Dataset rows for apps and sites =
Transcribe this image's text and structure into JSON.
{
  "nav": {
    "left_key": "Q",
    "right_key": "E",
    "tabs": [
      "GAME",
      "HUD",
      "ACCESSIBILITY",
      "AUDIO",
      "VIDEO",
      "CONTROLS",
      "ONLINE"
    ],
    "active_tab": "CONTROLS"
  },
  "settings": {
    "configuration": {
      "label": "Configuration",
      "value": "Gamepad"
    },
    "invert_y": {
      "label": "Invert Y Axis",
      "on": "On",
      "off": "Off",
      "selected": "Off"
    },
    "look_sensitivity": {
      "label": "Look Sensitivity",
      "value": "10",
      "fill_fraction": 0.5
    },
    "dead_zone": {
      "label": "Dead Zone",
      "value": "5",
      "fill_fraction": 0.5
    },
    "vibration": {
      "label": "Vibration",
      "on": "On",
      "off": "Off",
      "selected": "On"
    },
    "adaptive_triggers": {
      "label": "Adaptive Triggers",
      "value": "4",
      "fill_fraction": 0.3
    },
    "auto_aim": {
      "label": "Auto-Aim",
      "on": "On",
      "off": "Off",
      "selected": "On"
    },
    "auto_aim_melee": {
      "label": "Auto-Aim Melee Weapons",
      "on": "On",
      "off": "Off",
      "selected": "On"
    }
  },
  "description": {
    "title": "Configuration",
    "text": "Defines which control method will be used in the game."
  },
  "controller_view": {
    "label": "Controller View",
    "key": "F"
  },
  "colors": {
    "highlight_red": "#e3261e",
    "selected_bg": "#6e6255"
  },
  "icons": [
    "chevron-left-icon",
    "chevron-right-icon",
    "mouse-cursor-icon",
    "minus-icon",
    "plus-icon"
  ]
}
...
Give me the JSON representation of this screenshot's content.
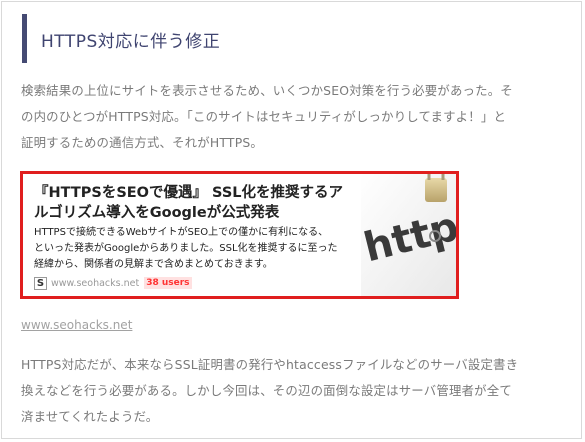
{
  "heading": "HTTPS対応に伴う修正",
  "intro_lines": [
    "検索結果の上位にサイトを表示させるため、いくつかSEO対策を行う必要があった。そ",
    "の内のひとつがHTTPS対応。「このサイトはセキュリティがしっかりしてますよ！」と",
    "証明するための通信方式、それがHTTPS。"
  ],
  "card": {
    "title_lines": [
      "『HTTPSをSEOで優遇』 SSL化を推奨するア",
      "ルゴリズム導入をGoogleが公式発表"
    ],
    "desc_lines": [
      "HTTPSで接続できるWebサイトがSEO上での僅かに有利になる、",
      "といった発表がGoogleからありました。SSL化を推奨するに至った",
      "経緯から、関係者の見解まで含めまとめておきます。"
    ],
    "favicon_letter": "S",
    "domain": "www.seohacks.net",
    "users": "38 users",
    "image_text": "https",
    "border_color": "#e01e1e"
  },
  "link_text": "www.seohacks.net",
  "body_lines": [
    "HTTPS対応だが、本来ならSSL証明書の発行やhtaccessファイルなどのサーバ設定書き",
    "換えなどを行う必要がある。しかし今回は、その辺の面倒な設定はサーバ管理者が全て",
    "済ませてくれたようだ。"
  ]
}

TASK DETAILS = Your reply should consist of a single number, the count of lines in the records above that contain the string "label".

EXPECTED ANSWER = 9